[Items from a dataset]

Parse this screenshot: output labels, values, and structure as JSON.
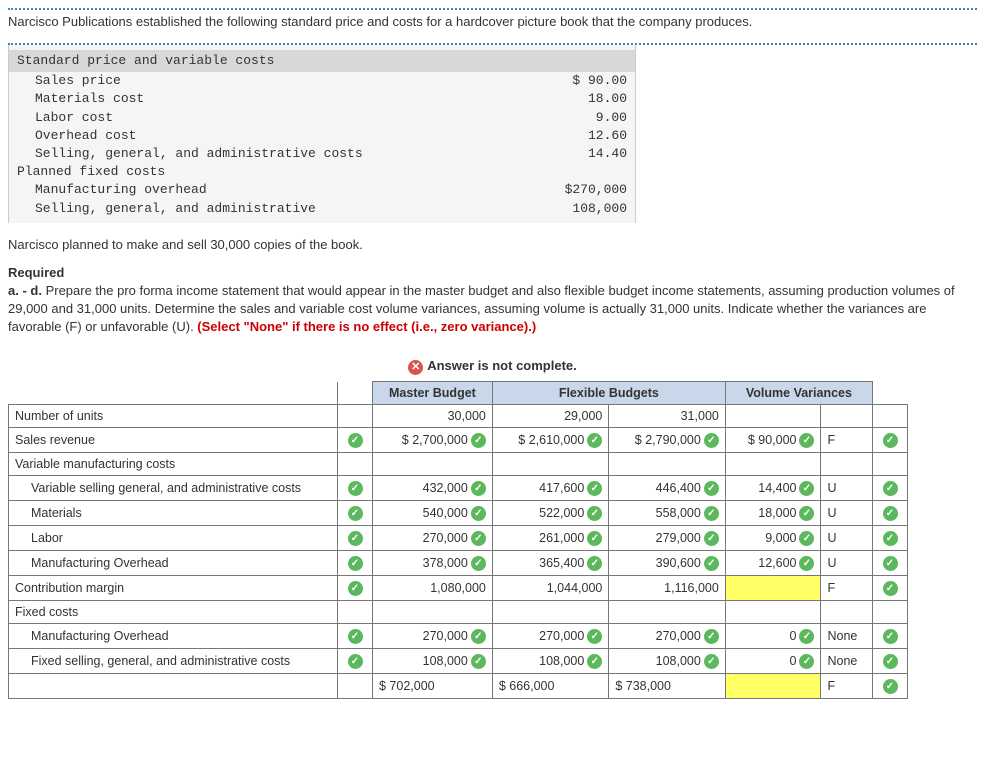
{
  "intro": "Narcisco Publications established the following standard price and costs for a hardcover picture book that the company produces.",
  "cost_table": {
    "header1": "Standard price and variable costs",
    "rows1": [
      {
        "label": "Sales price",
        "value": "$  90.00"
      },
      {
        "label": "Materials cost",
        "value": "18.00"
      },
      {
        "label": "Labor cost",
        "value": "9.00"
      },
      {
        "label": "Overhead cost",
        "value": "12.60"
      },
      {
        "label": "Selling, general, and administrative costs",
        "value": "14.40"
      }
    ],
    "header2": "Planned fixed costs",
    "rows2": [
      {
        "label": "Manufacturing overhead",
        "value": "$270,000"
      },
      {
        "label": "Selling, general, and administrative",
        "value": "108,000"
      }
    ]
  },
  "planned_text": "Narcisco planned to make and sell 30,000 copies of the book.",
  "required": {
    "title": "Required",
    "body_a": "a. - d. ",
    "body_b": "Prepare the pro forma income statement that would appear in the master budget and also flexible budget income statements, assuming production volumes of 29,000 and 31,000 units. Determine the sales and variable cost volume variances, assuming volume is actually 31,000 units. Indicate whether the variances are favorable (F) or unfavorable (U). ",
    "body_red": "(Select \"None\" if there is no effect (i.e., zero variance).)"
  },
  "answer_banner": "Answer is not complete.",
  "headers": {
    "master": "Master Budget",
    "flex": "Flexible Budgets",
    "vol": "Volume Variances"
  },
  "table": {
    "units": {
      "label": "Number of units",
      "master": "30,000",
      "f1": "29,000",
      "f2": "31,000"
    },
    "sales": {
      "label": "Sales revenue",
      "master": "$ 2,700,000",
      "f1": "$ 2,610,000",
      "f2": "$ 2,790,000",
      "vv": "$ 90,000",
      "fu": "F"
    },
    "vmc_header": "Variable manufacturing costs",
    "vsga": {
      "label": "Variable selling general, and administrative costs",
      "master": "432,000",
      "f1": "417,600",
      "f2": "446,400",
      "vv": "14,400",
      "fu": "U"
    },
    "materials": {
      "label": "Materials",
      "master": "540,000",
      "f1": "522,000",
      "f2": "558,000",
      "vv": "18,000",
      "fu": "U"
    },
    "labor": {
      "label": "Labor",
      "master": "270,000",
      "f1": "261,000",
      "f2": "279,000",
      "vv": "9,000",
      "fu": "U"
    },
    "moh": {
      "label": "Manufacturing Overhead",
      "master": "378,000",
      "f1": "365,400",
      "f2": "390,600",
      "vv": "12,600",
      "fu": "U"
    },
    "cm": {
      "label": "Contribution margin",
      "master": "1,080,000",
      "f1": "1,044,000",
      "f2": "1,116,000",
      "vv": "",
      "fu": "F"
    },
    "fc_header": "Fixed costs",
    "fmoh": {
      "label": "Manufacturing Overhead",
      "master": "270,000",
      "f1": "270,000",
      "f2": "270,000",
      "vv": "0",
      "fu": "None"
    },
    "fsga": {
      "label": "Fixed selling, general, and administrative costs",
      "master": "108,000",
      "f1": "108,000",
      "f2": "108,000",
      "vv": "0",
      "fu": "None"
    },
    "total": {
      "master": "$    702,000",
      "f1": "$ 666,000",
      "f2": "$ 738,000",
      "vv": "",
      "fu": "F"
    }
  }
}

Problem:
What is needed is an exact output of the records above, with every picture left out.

Result:
Parse this screenshot: output labels, values, and structure as JSON.
{
  "intro": "Narcisco Publications established the following standard price and costs for a hardcover picture book that the company produces.",
  "cost_table": {
    "header1": "Standard price and variable costs",
    "rows1": [
      {
        "label": "Sales price",
        "value": "$  90.00"
      },
      {
        "label": "Materials cost",
        "value": "18.00"
      },
      {
        "label": "Labor cost",
        "value": "9.00"
      },
      {
        "label": "Overhead cost",
        "value": "12.60"
      },
      {
        "label": "Selling, general, and administrative costs",
        "value": "14.40"
      }
    ],
    "header2": "Planned fixed costs",
    "rows2": [
      {
        "label": "Manufacturing overhead",
        "value": "$270,000"
      },
      {
        "label": "Selling, general, and administrative",
        "value": "108,000"
      }
    ]
  },
  "planned_text": "Narcisco planned to make and sell 30,000 copies of the book.",
  "required": {
    "title": "Required",
    "body_a": "a. - d. ",
    "body_b": "Prepare the pro forma income statement that would appear in the master budget and also flexible budget income statements, assuming production volumes of 29,000 and 31,000 units. Determine the sales and variable cost volume variances, assuming volume is actually 31,000 units. Indicate whether the variances are favorable (F) or unfavorable (U). ",
    "body_red": "(Select \"None\" if there is no effect (i.e., zero variance).)"
  },
  "answer_banner": "Answer is not complete.",
  "headers": {
    "master": "Master Budget",
    "flex": "Flexible Budgets",
    "vol": "Volume Variances"
  },
  "table": {
    "units": {
      "label": "Number of units",
      "master": "30,000",
      "f1": "29,000",
      "f2": "31,000"
    },
    "sales": {
      "label": "Sales revenue",
      "master": "$ 2,700,000",
      "f1": "$ 2,610,000",
      "f2": "$ 2,790,000",
      "vv": "$ 90,000",
      "fu": "F"
    },
    "vmc_header": "Variable manufacturing costs",
    "vsga": {
      "label": "Variable selling general, and administrative costs",
      "master": "432,000",
      "f1": "417,600",
      "f2": "446,400",
      "vv": "14,400",
      "fu": "U"
    },
    "materials": {
      "label": "Materials",
      "master": "540,000",
      "f1": "522,000",
      "f2": "558,000",
      "vv": "18,000",
      "fu": "U"
    },
    "labor": {
      "label": "Labor",
      "master": "270,000",
      "f1": "261,000",
      "f2": "279,000",
      "vv": "9,000",
      "fu": "U"
    },
    "moh": {
      "label": "Manufacturing Overhead",
      "master": "378,000",
      "f1": "365,400",
      "f2": "390,600",
      "vv": "12,600",
      "fu": "U"
    },
    "cm": {
      "label": "Contribution margin",
      "master": "1,080,000",
      "f1": "1,044,000",
      "f2": "1,116,000",
      "vv": "",
      "fu": "F"
    },
    "fc_header": "Fixed costs",
    "fmoh": {
      "label": "Manufacturing Overhead",
      "master": "270,000",
      "f1": "270,000",
      "f2": "270,000",
      "vv": "0",
      "fu": "None"
    },
    "fsga": {
      "label": "Fixed selling, general, and administrative costs",
      "master": "108,000",
      "f1": "108,000",
      "f2": "108,000",
      "vv": "0",
      "fu": "None"
    },
    "total": {
      "master": "$    702,000",
      "f1": "$ 666,000",
      "f2": "$ 738,000",
      "vv": "",
      "fu": "F"
    }
  }
}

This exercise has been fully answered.